Preparing now for meetings with the producing director of Theatre de la Jeune Lune, the artistic director of a youth circus and school, the Hennepin Theater District, the grantwriting and programmation people at the Ordway Theater, and their counterparts at the Guthrie Theater.  I will also be talking to a big theater in a smaller, wealthy town.  The idea is to get these big-name theaters and organizations to co-write and co-sponsor a grant to bring the show to the US for a one-shot deal or a little tour…  essentially we’re acting as our own agent.

I am also looking to find agents in New York that have worked with circuses in the past.

So things are going well except for the big hit I took yesterday in the financial department.  It has been a real shock to me, and frankly, I am a little scared.  for now, it is business as usual, though, so I put it in the back of my mind.

Whirlwind Tour Part 3 – Montreal

Yesterday I woke up early to get to Montreal…  got there exactly on time for my lunch meeting with the guy from Circus Theatrical, my former boss at the Expo.  Now he gave me so much advice and tells me that he is about to quit his job, but no one knows it yet.  Strange to be changing levels like this.

Then, I go to school, and am surprized that everyone there really still remembers me and my number; even people I have never talked to.  They talk me into coming to school at 6 to see their Evaluation Concept shows, and I change my meeting schedule to make it work.

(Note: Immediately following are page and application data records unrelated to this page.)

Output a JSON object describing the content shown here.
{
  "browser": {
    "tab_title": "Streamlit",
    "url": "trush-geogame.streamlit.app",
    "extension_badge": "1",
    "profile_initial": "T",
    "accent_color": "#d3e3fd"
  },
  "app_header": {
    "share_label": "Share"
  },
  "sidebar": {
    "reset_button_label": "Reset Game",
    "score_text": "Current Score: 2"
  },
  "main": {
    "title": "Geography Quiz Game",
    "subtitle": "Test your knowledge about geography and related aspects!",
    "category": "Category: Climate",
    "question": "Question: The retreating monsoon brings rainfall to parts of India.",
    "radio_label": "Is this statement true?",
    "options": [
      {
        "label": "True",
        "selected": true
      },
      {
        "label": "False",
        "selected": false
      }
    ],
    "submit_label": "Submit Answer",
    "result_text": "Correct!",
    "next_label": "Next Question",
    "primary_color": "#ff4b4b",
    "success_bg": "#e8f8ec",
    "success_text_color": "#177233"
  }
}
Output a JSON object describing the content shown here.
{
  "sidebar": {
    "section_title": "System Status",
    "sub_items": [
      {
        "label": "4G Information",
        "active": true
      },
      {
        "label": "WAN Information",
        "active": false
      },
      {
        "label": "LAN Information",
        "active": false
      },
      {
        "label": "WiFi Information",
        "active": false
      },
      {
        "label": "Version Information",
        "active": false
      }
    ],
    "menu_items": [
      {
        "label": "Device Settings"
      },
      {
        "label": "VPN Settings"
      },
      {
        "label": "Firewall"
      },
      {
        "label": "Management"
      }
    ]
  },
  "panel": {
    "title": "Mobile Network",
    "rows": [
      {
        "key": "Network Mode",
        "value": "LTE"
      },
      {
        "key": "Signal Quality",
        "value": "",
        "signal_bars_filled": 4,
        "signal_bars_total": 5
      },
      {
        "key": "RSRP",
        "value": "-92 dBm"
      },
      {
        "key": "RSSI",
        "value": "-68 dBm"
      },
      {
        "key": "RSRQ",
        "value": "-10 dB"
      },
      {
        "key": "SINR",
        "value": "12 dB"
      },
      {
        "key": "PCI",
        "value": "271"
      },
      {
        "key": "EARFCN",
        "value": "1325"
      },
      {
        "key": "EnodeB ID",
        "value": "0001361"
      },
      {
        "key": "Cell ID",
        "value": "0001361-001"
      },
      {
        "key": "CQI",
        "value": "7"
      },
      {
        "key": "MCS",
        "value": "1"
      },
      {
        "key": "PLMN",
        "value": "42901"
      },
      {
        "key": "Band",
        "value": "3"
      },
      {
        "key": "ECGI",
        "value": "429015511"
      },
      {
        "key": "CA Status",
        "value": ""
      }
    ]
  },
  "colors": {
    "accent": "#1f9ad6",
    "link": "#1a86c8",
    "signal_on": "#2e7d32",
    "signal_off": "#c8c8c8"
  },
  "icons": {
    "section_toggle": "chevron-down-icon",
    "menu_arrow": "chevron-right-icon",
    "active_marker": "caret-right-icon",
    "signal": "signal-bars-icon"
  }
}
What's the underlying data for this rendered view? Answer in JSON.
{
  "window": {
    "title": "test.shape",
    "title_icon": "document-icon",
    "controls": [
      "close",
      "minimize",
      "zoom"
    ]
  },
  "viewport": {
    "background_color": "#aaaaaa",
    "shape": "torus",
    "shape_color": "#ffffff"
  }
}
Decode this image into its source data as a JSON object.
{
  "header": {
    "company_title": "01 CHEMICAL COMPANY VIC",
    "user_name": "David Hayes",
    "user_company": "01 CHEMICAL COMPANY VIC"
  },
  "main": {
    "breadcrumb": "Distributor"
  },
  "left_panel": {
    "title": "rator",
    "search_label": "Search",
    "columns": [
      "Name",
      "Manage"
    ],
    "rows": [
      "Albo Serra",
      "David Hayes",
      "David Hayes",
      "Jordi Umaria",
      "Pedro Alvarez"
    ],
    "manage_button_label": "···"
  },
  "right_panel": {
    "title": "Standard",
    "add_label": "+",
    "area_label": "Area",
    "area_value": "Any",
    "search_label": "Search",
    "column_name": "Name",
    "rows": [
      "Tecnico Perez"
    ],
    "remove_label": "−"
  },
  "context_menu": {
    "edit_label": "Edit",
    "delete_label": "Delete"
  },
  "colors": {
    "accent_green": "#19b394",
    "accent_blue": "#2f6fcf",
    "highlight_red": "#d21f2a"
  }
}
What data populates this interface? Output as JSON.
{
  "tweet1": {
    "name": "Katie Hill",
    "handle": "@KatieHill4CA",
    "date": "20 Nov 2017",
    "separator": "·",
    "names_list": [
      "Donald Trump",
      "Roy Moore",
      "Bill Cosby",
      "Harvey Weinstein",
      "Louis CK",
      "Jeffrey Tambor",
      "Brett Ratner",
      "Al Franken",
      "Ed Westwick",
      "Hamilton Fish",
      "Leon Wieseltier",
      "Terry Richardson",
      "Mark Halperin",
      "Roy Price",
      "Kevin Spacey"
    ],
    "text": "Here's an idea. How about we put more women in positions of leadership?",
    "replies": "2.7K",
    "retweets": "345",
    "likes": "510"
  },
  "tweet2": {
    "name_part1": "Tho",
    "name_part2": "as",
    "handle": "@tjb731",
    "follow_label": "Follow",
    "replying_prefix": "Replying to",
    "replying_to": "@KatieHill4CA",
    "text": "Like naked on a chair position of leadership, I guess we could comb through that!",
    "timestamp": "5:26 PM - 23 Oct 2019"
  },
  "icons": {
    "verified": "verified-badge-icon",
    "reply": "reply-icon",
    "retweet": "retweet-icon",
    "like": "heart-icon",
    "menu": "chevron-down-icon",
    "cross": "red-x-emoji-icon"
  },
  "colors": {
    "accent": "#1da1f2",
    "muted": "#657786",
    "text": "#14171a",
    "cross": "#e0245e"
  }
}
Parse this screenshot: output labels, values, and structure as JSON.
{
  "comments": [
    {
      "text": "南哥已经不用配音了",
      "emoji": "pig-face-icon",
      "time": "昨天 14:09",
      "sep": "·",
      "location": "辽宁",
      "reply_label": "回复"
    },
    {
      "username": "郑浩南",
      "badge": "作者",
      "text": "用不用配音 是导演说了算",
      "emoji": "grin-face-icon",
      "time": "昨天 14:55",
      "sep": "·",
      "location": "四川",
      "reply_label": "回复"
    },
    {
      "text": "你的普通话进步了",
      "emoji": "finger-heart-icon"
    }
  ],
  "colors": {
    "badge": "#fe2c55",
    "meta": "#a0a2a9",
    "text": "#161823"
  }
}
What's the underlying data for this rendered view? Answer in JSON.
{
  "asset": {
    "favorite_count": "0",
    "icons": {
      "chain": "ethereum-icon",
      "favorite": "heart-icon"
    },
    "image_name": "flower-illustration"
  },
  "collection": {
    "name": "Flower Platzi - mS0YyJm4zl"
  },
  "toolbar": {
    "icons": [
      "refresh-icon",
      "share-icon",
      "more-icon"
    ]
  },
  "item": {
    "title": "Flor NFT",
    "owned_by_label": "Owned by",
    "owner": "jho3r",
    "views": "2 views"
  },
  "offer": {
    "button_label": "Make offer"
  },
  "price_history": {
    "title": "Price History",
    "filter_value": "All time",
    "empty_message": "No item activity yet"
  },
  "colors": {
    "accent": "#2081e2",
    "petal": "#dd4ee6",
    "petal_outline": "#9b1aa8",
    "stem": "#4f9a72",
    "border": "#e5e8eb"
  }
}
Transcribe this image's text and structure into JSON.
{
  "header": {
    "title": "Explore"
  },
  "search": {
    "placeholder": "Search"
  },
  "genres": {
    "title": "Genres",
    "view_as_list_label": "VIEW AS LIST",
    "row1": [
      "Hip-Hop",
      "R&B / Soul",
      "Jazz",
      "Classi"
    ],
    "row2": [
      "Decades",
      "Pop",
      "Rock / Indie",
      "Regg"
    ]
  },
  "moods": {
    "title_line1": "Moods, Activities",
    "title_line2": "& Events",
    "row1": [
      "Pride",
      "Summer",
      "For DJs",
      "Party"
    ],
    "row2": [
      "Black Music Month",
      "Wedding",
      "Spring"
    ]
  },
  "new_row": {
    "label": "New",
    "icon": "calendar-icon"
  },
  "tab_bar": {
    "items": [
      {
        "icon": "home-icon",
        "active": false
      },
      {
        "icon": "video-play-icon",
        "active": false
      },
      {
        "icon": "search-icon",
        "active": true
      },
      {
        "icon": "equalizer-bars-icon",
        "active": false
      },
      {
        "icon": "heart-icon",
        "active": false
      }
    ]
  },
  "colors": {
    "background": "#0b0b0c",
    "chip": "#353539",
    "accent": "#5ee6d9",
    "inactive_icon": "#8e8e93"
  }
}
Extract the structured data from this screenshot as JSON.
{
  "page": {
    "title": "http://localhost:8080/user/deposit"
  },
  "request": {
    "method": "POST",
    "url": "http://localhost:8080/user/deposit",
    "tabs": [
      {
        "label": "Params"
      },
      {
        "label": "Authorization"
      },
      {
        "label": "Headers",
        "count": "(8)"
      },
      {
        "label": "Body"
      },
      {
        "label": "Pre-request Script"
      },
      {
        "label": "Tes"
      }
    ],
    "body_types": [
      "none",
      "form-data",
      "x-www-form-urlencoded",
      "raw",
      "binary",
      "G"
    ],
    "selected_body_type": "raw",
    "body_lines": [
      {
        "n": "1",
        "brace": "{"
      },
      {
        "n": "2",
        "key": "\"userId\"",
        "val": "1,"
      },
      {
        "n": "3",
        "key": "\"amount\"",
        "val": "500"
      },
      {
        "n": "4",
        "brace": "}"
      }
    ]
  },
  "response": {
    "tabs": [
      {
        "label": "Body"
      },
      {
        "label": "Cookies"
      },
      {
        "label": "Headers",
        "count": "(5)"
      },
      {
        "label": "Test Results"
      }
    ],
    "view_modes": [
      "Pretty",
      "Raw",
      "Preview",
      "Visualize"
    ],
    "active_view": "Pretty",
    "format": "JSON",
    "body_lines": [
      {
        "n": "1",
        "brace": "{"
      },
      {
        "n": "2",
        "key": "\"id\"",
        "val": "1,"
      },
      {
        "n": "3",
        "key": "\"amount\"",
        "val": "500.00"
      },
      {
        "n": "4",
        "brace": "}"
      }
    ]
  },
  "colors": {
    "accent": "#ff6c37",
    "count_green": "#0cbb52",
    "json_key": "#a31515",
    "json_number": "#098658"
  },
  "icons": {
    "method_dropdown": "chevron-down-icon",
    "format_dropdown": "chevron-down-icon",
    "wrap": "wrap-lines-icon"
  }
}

Meet with my friend from the SAT, talk a lot of stuff about Taiwan…  I feel I have a big responsibility, but don’t know how to take it on.

Go to school see the Evaluation Concepts, mostly the same shit that we used to do, but also some good stuff, see all my favorite teachers and a really good friend from a long time ago, and then meet my ex-girlfriend The Gymnast which is weird, of course.

To dinner now with my friend again to finish our business…  talked, laughed, then on to the house of one of my friends, a younger clown from school, where I stayed up til 4 talking about clowning and old times and changes…

Wake up at 8:50 to drive her to work and move out of Montreal, meet my SAT friend for dimsum at 12:00 and then my best and favorite teacher for two hour lunch at Club Sandwich, the old hang out, finish moving out, give away half my stuff to charity, and now trying to find one last friend before I leave… then 20 hours of driving straight to Minnesota to have a drink with my sister!

A Canadian Partner

I met with a Montreal producer visiting Tokyo yesterday.  We got on really well and just sort of hung out around Tokyo, chatting, and looking at girls for about 8 hours.


I really think that he and his company could benefit from supporting new circus development in Asia and Japan.  They want to reopen an out-of-business theater in Japan and run it like a Canadian theater with emphasis on bringing cool art people together from both sides of the Pacific instead of on making lots of money, essentially what The Rocker is trying to do in Taiwan, and what I am trying to do between Taiwan and Tokyo.

Their problem is that they do not have a project to sell yet.  My problem is that I do not have a government or an organization behind me to lent a little weight and credibility to the project when I talk to people.

If we could combine this project with theirs so that it showcases not only what we are trying to do artistically in this show but also what can be done in Asia, I think it is a win-win situation all around, potentially guaranteeing us a venue in Japan for future projects.  This is huge.  I just thought of this while the two of us were getting drunk together, and mentioned it in passing.  He seems interested, but needs more details.  He is in town a few more weeks, so I will try to set up another meeting, but first, it is this Saturday at a bar for a Montreal-style party.

I imagine that this organization that he is with has access to some sweet government grants to bring Canadian art to other countries.   If we can combine a pull from Canada with the push that we have from Taiwan, and me here in Japan staying in contact with local investors…could be great!